Though Skye fell hard for her first love, Niall Burke, early on, she was slated to wed the evil Dom O’Flaherty, Niall being not quite quick enough to stop the wedding. After Dom met his demise, the lovers had another chance, but a shipwreck that left both Skye and Niall presuming the other had died led them both to other partners for a while. Amnesiac Skye wed the Spanish expatriate, Deigo Goya del Fuentes, better known by his professional handle, the Great Whoremaster of Algiers (tragic backstory alert), while Niall’s wife has issues of her own. Both marriages are short-lived, and upon Skye’s return to the British Isles, she meets the Angel Earl, Geoffrey Southwood, and pirate lord Adam de Marisco, both men with their own appeal. That’s only book one. In book two, All The Sweet Tomorrows, Skye experiences a wrenching loss, (twice, from a certain perspective) but once again, love comes through to heal the wounds.
Skye’s genes are strong, and her daughter, Velvet, heroine of This Heart of Mine, finds love and marriage with Scottish lord Alexander Gordon. That is, until he’s presumed dead and a family enemy captures Velvet and ships her off to India as a gift to the Grand Mughal, Akbar. Akbar quickly falls in love with his English Rose, and Velvet, believing herself widowed, returns his affections. The two become parents of baby Yasaman, only surprise! Velvet’s first husband isn’t as dead as they thought. Some readers are torn on who Velvet’s true love might have been, but I was satisfied with the outcome.
Yasaman, later known as Jasmine, bridges the O’Malley and Skye’s Legacy series with her story. In Wild Jasmine, Yasaman flees India for the safety of the British Isles, after the death of her first husband, Prince Jamal, and catches the eye of an English marquis, a Scottish earl and even a prince of the realm, but who will truly win her heart? In Darling Jasmine, Jasmine leads her final hero on a merry chase, as this time, she’s determined to be the one who decides how her story ends.

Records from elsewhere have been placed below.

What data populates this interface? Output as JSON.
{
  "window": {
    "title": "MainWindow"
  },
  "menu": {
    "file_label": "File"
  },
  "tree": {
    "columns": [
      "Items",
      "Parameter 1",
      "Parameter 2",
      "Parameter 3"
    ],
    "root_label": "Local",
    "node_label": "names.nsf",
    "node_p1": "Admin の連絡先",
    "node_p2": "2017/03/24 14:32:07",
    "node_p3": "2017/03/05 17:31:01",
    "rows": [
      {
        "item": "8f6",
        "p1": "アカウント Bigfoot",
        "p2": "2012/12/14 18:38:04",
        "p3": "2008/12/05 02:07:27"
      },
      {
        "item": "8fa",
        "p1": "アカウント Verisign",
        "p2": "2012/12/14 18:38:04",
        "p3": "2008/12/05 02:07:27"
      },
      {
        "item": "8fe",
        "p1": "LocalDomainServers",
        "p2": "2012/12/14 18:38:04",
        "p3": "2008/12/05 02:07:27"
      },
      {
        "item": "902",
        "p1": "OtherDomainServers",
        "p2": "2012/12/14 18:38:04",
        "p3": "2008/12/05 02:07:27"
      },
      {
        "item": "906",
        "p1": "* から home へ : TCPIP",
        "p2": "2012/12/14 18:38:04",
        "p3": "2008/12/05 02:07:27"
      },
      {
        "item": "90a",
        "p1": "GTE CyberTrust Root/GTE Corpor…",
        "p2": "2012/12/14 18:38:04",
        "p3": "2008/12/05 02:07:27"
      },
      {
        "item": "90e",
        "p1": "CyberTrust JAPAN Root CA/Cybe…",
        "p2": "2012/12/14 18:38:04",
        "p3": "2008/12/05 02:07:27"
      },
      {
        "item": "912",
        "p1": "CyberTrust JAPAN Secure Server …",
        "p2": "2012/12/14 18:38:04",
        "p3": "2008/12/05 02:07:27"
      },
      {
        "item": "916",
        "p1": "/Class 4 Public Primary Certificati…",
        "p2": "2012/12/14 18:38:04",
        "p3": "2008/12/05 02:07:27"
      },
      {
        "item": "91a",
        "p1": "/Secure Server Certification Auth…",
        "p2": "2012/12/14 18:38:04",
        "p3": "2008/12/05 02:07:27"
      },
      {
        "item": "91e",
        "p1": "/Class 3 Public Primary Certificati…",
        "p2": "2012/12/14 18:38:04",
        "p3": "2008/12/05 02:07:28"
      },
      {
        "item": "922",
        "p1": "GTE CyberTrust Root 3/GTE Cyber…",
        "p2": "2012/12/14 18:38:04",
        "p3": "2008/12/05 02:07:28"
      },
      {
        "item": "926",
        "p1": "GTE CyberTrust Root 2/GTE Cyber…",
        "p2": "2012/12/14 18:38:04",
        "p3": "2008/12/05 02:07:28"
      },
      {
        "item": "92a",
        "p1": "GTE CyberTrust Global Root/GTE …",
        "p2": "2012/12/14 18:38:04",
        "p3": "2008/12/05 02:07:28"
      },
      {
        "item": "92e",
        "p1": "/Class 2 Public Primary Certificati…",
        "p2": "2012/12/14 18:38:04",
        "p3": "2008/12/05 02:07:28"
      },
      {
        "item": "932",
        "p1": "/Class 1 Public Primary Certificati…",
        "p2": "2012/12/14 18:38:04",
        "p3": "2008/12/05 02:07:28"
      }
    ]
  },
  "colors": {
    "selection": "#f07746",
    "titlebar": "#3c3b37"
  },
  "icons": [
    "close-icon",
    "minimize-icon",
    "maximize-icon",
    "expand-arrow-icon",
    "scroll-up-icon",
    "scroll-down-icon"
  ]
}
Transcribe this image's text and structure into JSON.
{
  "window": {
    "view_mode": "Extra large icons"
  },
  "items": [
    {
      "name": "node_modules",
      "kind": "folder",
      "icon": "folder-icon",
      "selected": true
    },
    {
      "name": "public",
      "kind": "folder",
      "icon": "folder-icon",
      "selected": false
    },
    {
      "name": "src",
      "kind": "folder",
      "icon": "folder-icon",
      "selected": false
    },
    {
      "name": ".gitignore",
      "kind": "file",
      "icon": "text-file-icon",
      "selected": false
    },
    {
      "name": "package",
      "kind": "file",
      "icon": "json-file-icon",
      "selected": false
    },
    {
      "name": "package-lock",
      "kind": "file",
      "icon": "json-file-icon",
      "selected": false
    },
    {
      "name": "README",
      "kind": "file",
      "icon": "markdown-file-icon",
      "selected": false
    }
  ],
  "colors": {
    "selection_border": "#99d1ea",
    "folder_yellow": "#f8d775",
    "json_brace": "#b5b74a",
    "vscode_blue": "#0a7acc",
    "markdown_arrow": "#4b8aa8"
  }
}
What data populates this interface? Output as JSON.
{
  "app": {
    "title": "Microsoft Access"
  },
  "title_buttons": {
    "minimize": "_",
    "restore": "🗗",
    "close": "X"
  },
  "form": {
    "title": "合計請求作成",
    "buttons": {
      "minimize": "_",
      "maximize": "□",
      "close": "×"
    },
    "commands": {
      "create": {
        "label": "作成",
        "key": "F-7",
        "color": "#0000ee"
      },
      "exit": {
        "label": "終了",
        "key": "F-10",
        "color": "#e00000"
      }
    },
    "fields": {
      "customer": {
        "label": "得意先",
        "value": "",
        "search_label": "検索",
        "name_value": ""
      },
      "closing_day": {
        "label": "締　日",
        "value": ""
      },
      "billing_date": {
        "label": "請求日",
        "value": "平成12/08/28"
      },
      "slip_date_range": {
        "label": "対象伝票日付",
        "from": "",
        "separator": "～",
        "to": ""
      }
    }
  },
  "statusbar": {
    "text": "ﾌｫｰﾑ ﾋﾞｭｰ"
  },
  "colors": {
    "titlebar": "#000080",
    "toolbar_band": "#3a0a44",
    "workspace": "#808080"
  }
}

Lara, World of Hetar series
Half-faerie Lara dominates Ms. Small’s first fantasy romance series, and claims her share of hearts along the way. Lara has a harsh start (having one’s own family attempt to sell one into prostitution will do that to a gal) but she soon meets not only one but two heroes; her first love, Vartan, and Shadow Prince Kaliq, who remains a presence in her life through may trials. Life in Hetar can be perilous, and when treachery rears its ugly head in book two, A Distant Tomorrow, Lara kicks butt and takes names even in her grief and travels to the world of Terah, where she meets Magnus Hauk, who bears the title of Dominus. In book four, The Shadow Queen, Magnus shucks off the mortal coil, bringing Kaliq and Lara together once more.
Though the heroines in all of these books do have a happily ever after with the heroes of their dreams, individual readers may either be cheering for their favorite’s triumph, or mourning a favorite who fell long ago. Does a second happily ever after invalidate the first for you as a reader, or is it uplifting to see a heroine find love again? Taking a third option, does it work better if viewed as the heroine’s story with romantic elements? Or are you more of a one to a customer sort of reader?
Anna C. Bowling considers writing historical romance the best way to travel through time and make the voices in her head pay rent. She welcomes visitors to her blog, Typing with Wet Nails and to follow her at Twitter.